# [Task objective]
Search the entries below for "duration", and copy each line where it appears.

# [Source data]
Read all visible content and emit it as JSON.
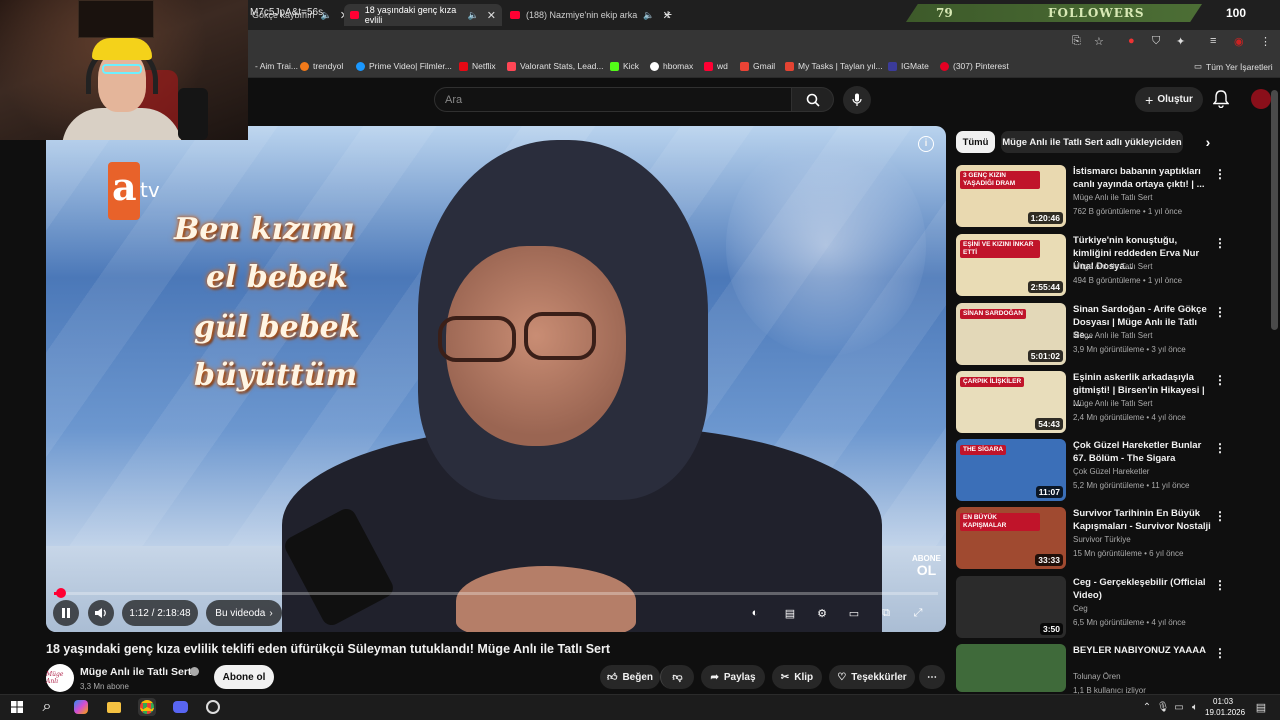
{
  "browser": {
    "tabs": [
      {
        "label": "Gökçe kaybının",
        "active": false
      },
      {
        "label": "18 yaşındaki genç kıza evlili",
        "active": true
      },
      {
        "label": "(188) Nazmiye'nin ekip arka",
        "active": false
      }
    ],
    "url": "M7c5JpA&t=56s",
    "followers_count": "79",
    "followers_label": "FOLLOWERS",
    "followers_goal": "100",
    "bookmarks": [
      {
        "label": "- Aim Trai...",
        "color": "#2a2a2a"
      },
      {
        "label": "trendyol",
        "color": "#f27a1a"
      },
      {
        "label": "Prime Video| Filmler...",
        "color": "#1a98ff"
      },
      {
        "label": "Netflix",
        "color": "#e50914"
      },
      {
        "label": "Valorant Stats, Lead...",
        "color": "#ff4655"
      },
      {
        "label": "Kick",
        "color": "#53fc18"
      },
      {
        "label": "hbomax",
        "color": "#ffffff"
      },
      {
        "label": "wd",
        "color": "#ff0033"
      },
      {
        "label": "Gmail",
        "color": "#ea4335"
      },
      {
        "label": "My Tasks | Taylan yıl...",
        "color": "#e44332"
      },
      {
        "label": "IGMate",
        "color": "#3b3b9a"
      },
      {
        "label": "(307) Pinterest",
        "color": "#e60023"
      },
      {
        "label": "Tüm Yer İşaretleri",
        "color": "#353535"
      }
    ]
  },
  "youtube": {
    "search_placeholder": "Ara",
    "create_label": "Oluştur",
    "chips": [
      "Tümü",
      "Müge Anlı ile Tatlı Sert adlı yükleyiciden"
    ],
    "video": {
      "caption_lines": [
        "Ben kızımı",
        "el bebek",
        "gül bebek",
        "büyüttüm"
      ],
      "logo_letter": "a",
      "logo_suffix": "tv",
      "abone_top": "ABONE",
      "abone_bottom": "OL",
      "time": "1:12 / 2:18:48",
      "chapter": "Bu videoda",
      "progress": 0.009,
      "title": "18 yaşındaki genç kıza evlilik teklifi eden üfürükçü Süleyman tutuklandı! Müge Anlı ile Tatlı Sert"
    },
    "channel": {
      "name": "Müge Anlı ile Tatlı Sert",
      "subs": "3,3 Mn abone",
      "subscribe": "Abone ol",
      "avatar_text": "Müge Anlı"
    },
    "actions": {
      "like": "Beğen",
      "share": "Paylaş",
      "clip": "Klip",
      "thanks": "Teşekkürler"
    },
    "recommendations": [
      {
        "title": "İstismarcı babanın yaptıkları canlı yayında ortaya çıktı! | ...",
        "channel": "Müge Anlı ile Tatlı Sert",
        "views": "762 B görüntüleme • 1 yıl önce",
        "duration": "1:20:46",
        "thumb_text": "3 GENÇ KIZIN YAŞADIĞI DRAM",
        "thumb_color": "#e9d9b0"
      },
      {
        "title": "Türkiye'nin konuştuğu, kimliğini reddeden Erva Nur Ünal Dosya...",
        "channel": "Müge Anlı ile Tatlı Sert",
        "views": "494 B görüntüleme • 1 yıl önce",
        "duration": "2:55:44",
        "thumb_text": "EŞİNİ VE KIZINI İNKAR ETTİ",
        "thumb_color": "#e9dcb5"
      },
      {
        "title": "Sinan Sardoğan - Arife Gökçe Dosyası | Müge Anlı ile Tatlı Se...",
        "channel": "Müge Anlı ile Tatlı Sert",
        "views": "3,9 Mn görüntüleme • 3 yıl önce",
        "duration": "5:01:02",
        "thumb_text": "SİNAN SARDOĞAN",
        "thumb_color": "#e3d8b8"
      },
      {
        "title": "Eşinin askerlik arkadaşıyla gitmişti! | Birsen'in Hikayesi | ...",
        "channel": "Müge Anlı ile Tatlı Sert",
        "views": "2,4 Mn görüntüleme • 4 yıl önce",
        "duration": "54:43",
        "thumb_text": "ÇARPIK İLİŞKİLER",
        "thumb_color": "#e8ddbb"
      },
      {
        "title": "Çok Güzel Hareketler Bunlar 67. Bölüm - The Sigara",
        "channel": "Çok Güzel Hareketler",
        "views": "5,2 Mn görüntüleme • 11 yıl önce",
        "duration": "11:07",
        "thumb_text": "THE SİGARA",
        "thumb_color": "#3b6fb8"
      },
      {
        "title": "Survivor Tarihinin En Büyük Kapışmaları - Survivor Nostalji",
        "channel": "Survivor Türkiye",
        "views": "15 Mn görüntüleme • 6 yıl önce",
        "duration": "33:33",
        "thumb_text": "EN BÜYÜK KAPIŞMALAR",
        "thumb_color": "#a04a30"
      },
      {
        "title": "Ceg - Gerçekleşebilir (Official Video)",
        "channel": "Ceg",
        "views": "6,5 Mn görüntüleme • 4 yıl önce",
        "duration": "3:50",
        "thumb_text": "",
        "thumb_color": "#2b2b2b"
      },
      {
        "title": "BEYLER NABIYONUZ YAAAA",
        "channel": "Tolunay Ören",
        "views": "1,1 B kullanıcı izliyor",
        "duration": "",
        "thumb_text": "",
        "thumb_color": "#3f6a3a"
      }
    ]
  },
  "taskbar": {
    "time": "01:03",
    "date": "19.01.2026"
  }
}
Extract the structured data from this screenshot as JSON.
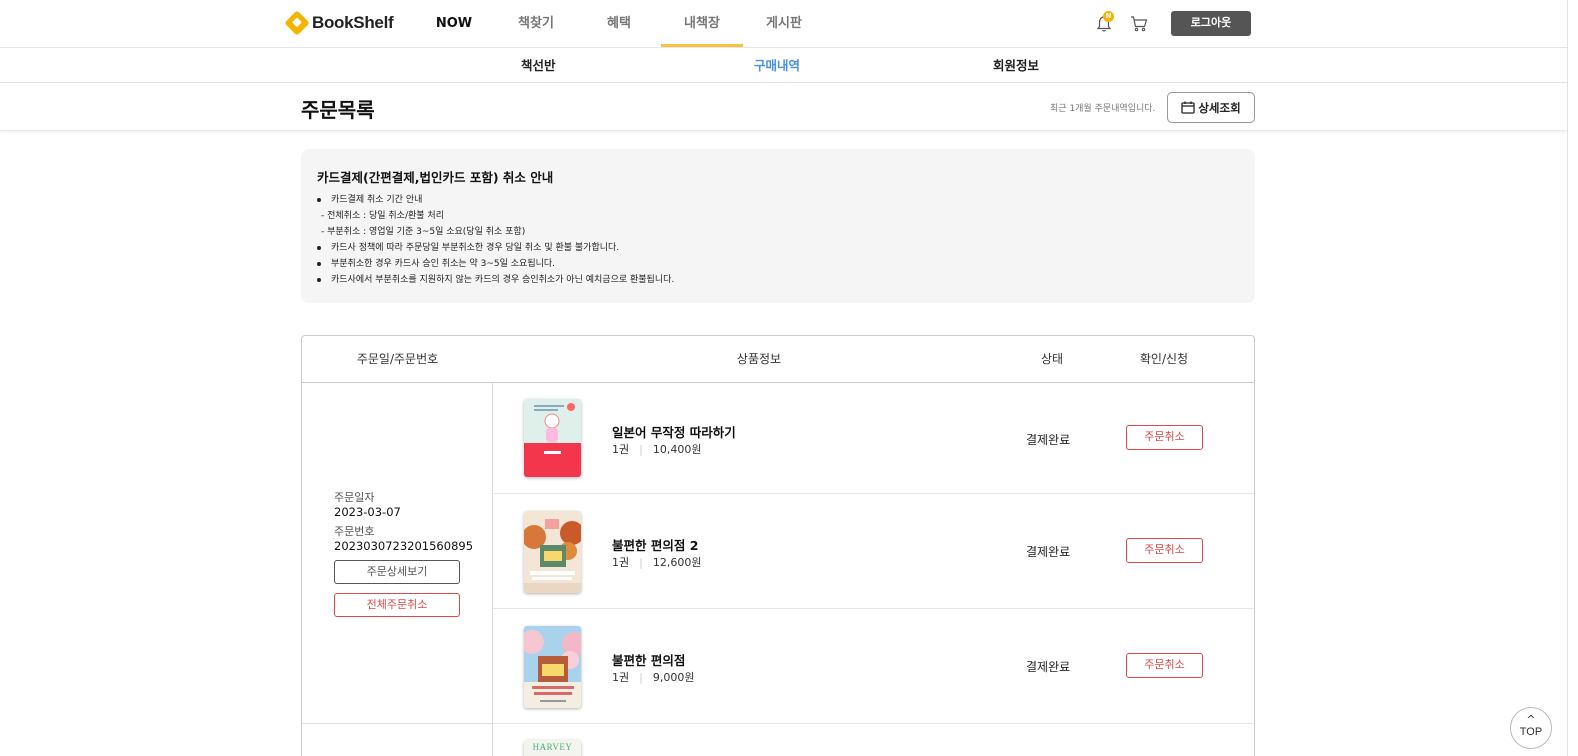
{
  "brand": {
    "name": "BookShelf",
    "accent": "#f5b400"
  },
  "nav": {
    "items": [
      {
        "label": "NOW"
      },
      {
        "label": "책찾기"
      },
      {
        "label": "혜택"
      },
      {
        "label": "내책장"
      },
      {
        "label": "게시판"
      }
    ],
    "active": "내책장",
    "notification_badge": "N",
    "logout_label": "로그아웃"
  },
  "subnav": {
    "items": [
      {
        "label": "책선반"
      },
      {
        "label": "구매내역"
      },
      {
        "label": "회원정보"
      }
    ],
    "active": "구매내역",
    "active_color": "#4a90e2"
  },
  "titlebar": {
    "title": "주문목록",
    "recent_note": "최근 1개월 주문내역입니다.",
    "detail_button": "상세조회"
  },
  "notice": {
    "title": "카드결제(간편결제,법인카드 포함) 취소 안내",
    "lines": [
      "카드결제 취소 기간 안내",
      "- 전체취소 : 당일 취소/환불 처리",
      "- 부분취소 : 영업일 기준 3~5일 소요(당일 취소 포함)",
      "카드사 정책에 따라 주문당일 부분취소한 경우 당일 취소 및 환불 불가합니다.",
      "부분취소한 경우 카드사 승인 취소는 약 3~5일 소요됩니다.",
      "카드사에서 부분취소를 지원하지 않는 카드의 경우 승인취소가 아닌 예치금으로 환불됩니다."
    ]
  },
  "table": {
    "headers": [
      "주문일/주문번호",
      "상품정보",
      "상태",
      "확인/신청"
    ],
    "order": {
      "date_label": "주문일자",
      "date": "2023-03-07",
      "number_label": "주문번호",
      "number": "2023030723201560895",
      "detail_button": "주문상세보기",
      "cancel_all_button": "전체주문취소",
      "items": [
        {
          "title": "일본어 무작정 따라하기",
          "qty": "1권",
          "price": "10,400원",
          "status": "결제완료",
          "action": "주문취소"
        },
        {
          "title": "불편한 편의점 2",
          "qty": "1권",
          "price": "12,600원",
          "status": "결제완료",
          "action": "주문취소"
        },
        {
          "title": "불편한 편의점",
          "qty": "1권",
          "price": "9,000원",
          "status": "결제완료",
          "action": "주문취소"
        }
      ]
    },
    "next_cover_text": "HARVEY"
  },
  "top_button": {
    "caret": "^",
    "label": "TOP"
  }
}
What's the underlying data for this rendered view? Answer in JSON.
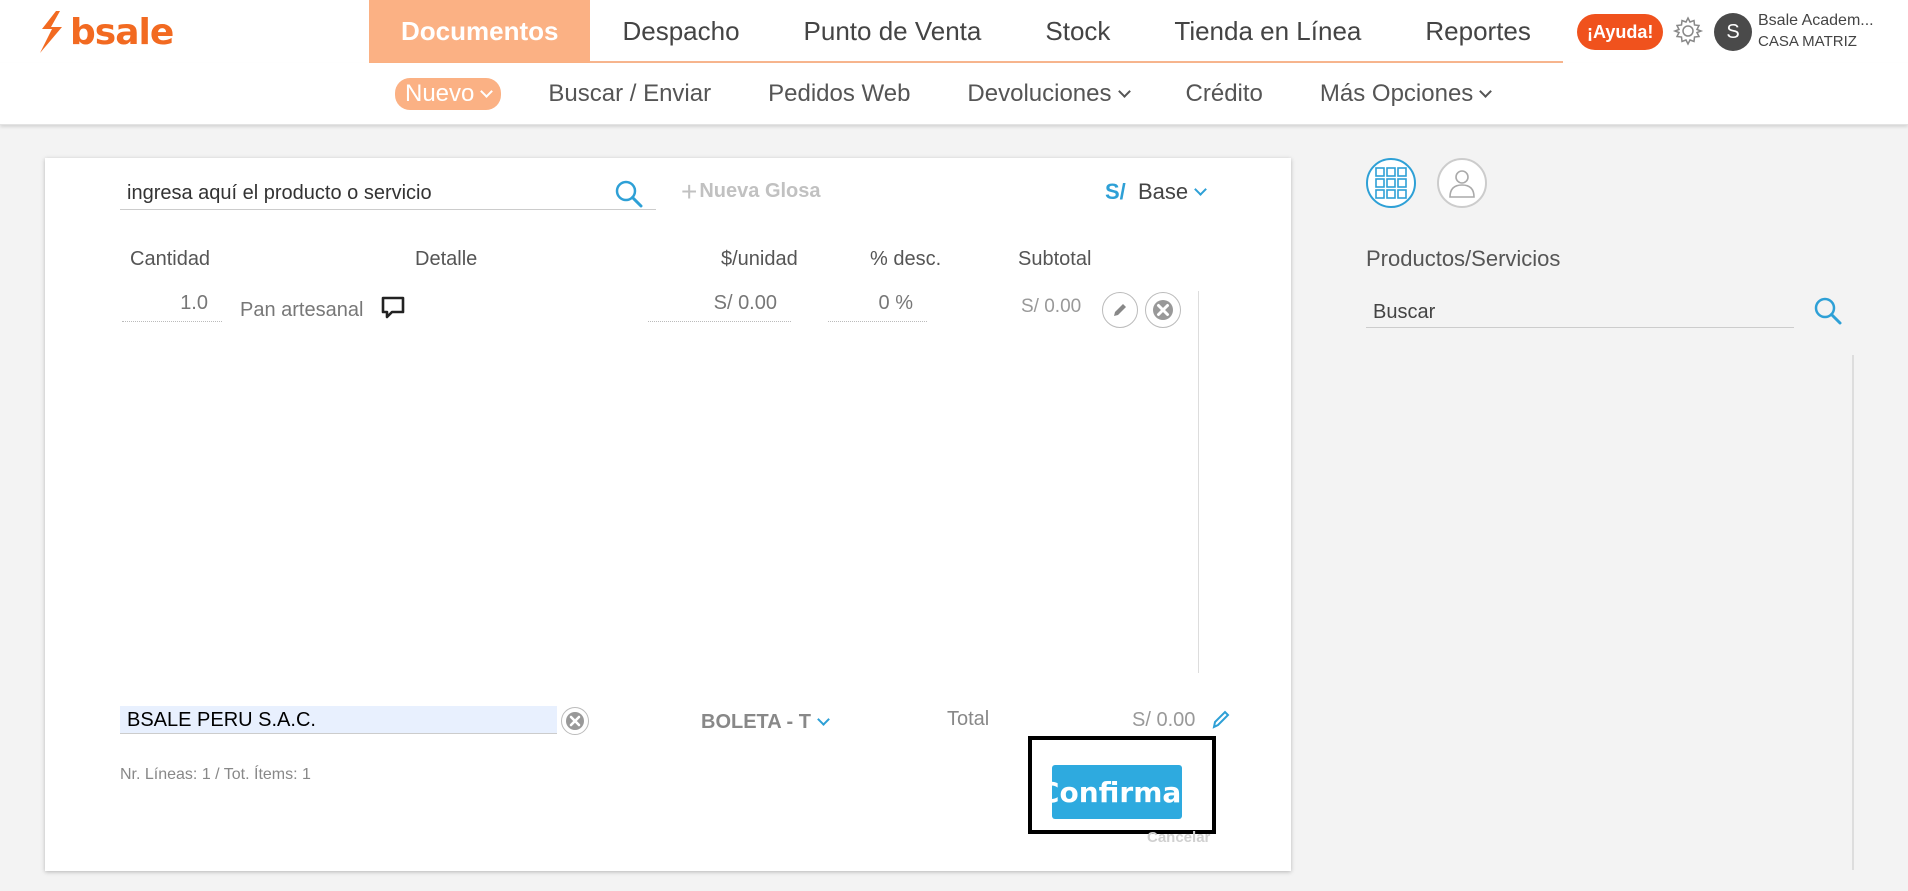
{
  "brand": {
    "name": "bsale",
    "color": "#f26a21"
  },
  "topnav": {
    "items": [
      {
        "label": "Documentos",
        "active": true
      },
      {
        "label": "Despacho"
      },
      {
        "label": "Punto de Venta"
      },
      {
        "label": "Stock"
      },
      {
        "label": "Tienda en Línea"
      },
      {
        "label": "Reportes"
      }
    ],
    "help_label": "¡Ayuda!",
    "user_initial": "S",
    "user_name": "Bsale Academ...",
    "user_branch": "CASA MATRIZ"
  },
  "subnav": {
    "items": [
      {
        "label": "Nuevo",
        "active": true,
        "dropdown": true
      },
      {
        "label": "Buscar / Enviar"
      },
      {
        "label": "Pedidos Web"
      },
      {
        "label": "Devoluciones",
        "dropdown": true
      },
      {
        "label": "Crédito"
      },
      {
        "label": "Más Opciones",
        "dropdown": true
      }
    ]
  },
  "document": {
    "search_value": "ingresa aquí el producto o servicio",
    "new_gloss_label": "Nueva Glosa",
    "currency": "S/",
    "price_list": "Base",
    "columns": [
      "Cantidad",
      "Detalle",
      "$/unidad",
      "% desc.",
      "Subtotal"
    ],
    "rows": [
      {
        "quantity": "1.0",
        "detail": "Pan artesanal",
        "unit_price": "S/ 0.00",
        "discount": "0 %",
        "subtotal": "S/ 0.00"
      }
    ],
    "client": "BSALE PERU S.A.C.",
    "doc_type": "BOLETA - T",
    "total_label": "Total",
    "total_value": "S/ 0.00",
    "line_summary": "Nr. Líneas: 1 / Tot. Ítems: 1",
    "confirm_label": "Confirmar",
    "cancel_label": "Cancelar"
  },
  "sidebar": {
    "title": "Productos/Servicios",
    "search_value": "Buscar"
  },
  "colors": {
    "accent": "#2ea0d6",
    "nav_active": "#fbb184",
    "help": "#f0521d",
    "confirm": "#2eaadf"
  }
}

# [Your response]
        "duration": "1:20:46",
        "duration": "2:55:44",
        "duration": "5:01:02",
        "duration": "54:43",
        "duration": "11:07",
        "duration": "33:33",
        "duration": "3:50",
        "duration": "",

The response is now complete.